Contested Yet Fascinating Bones Found in the Bacho Kiro Caves
In the past, we were drawn to caves, viewing them as sacred or mysterious places. And it would seem not much has changed, as caves still hold an enduring fascination for humans. One of the most remarkable cave systems in eastern Europe is the Bacho Kiro Cave in Bulgaria. This spectacular series of tunnels and shafts have amazed members of the public for over a century and Bacho Kiro is among the most important tourist sites in Bulgaria.
The Making of Bacho Kiro Cave System
Bacho Kiro Cave is a karst cave, formed from limestone and out of the remains of marine creatures such as coral when this part of Europe was under a primeval sea. It was created over a period of millions of years by erosion of an underground river.
Natural waterfall near the Bacho Kiro caves and Dryanovo Monastery. (todor/Adobe Stock)
The cave system is located in a river valley that has been an important migratory and trade route since prehistory. Archaeologists have found fragments of a human jaw of uncertain typology and concluded that early hominids in Europe inhabited the caves. There is a dispute as to whether the bones came from a Homo erectus or a Neanderthal, but either way it is believed that they are over 43,000 years old. Two animal teeth that had been polished and pierced were found at Bacho Kiro and these are considered to be the oldest ornaments found in Europe to date. These are on display to visitors.
The Dryanovo Monastery was founded near the caves during the Second Bulgarian Empire in the 12 th century, and it is still home to a community of Orthodox monks. It has been attacked numerous times and always restored.
The cave system was first explored in the 19 th century, being opened in the 1890s, and becoming a tourist attraction in the 1930s. It was renamed in 1940 after the Bulgarian patriot Bacho Kiro.
The Underground Wonders at Bacho Kiro
The cave is located on a range of rocky hills that overlook a river valley where the Andaka and Dryanovo rivers flow. The entrance of the cave is quite low. The cave is cut into a 75 foot high (25 m) vertical limestone rock and is situated at an elevation of over 1000 feet (335 m).
Bacho Kiro is a four-story maze of tunnels, galleries, and halls. In total it is about 12,000 ft long (3600 m), with two routes of different lengths. The galleries, or chambers, were carved out by an underground river and although they soar high, they are well lit by electric light. Visitors throw coins into the cave pools for good luck. The cave system also has some outstanding dripstones and flowstones.
- God or the Devil? Whose Mystical Eyes Follow Visitors through the Bulgarian Prohodna Cave?
- Giant Face-like Rock Formations and a Rock Shrine Found in Bulgaria
- An 8-Hour Walk to Get Groceries: This Monastery is so Remote That Almost No One Has Heard About It

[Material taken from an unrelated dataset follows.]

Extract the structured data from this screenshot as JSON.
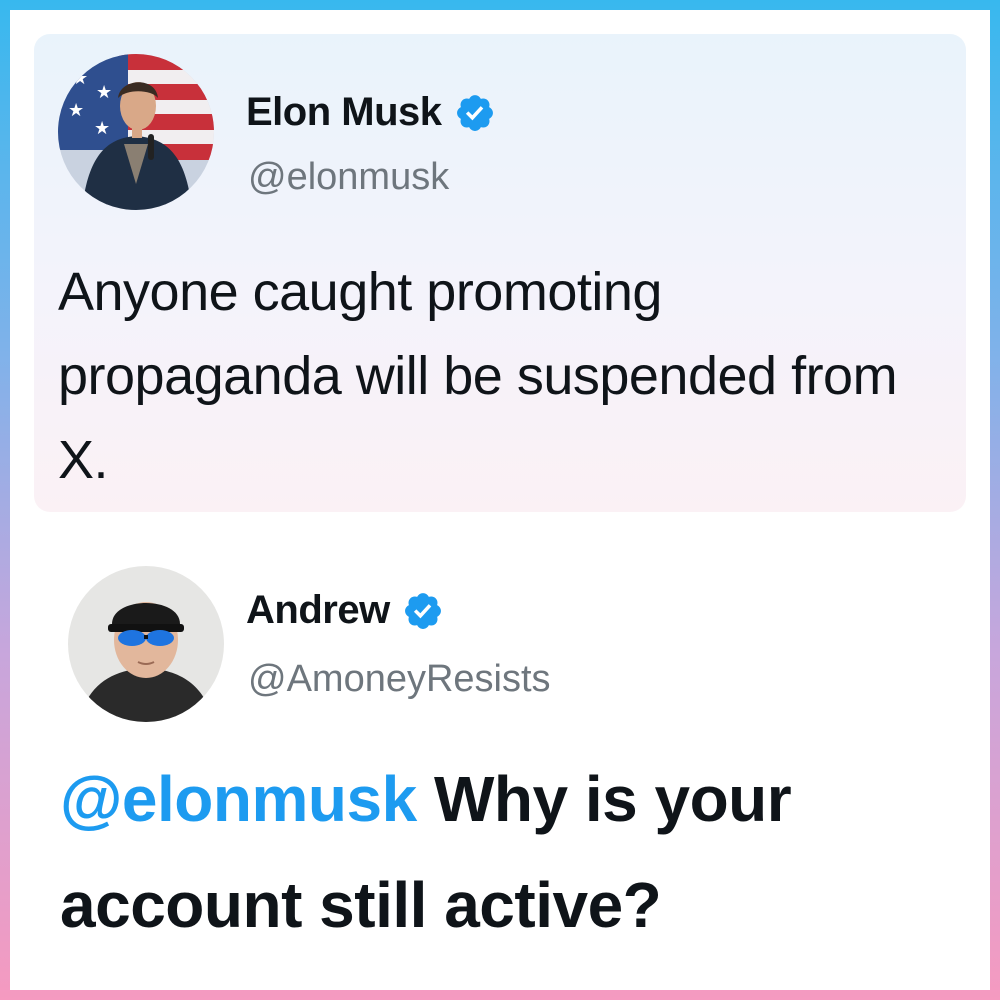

View of the canyons near the Dryanovo Monastery and Bacho Kiro caves. (smoke666/Adobe Stock)
The galleries are about 3900 feet (1200 m) long. The four main galleries have been given poetic names and so too have a number of rock formations. One of the galleries is known as the Throne Hall and a rectangular rock formation is known as the Sacrificial Altar. They are all illuminated.
Bacho Kiro is famous for its bat population. There are many to be seen in the cave and visitors can witness them in the natural habitat.

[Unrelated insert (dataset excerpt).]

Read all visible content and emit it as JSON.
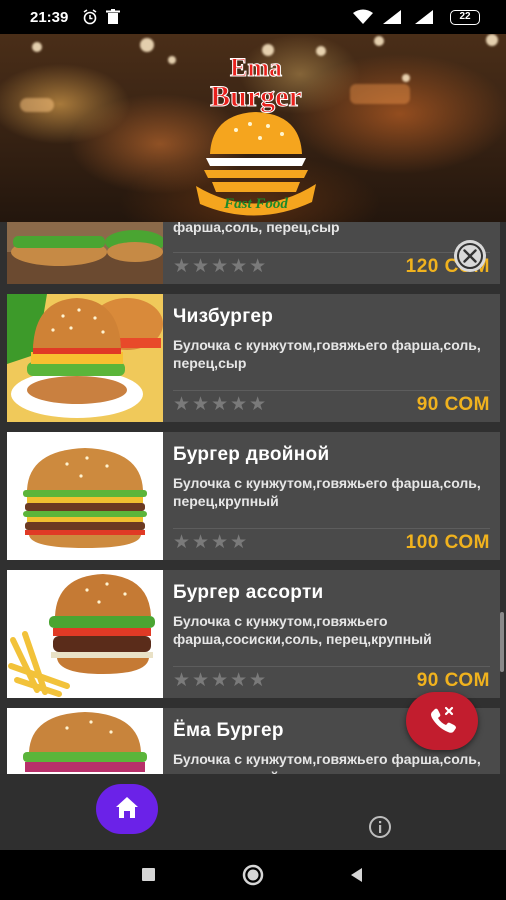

Getting to Bacho Kiro, Bulgaria
The caves are located some 3 miles (5 km) from the major Bulgarian town of Dryanovo. There is ample public transport to the area because it is a busy tourist site and a reasonably priced admittance fee is charged to enter the cave. Guided tours are also available.
Once inside, either of the two routes that can be explored by visitors. The longer one is more expensive and takes about one hour, while the shorter tour is less expensive and takes 20 minutes.
The Dryanovo Monastery, Bulgaria. (kililart/ Adobe Stock)
Bacho Kiro is located in a national park of breath-taking scenery where rock climbing is also available, and the cave is located very near the spectacular Dryanovo Monastery.
Top image: Interior of the Bacho Kiro Caves Source: todor/ Adobe Stock
By Ed Whelan
Bailey, G., & Galanidou, N. (2009). Caves, palimpsests and dwelling spaces: examples from the Upper Palaeolithic of south-east Europe. World archaeology, 41(2), 215-241
Kozlowski, J. K., & Otte, M. (2000). The formation of the Aurignacian in Europe. Journal of Anthropological research, 56(4), 513-534
Reed, J. M., Kryštufek, B., & Eastwood, W. J. (2004). T he physical geography of the Balkans and nomenclature of place names. In Balkan Biodiversity (pp. 9-22). Springer, Dordrecht